* **What you will do**
Scan the listing for the word "true" and report every line that contains it.

* **Data shown**

- Opening Delimiter -

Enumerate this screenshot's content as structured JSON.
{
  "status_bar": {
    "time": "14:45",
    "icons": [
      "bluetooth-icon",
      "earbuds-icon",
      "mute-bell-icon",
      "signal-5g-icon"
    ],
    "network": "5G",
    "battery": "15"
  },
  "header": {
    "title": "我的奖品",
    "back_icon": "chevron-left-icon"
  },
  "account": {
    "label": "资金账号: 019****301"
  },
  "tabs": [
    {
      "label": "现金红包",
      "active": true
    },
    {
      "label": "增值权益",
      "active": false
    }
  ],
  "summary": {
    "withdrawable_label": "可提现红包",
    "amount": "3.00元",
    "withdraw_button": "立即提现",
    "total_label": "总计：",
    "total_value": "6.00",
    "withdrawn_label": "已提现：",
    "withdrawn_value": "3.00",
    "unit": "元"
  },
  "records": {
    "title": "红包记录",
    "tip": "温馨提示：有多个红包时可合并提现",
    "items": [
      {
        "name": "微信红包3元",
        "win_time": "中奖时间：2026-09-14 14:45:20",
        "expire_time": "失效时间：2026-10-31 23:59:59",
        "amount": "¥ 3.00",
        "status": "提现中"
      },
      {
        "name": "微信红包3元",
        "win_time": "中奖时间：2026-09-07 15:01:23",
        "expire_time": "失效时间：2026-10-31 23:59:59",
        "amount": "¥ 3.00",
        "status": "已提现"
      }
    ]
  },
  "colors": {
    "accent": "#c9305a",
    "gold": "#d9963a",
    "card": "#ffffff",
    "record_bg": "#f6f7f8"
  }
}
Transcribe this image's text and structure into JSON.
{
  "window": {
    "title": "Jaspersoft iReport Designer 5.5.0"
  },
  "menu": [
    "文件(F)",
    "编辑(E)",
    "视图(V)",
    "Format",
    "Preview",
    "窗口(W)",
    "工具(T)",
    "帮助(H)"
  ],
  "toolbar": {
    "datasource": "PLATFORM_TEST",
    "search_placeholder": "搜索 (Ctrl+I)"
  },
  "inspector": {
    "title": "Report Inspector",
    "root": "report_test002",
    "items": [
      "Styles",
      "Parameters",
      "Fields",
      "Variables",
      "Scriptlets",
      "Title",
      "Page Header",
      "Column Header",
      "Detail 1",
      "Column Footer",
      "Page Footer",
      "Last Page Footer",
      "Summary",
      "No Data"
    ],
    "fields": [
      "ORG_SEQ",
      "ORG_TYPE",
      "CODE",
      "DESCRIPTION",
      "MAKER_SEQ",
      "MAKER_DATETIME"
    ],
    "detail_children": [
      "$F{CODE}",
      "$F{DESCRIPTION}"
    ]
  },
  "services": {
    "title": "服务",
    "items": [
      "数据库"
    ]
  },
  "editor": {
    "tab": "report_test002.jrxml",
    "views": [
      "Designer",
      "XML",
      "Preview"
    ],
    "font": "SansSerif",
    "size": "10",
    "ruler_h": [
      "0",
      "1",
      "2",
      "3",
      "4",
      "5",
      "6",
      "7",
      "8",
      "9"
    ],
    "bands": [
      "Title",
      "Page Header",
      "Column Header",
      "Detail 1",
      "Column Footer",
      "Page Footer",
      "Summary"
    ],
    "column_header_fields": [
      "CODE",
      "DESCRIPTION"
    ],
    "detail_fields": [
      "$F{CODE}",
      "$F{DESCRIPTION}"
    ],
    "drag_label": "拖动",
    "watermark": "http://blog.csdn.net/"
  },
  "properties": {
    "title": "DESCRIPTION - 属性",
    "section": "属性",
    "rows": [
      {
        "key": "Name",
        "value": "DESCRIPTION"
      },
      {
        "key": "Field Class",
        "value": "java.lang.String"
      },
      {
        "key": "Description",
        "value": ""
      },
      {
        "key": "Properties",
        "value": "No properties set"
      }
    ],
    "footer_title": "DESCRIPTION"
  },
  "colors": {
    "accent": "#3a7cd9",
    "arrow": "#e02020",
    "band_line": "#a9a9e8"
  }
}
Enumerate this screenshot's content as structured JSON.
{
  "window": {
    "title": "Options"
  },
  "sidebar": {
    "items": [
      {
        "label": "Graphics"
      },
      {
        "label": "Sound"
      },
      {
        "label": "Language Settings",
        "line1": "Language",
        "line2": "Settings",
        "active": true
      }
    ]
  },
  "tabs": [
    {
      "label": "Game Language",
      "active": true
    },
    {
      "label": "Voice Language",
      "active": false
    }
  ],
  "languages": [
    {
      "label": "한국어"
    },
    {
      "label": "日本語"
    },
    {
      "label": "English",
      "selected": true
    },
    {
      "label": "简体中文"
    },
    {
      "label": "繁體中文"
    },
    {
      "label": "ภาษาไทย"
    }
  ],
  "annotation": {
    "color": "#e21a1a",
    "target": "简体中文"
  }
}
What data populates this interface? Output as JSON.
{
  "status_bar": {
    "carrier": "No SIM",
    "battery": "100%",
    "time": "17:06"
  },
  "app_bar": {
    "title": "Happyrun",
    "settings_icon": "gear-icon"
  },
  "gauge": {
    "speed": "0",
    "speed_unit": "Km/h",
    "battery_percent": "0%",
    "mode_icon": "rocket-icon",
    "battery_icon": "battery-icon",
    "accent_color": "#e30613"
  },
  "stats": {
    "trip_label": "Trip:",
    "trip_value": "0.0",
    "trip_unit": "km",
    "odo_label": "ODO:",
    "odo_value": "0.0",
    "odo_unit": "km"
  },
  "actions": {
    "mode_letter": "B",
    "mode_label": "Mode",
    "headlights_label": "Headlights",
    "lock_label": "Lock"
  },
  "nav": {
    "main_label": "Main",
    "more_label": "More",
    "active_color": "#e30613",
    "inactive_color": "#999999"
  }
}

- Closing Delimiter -

* **Answer for this exercise**
      "active": true
        "active": true
      "active": true
      "selected": true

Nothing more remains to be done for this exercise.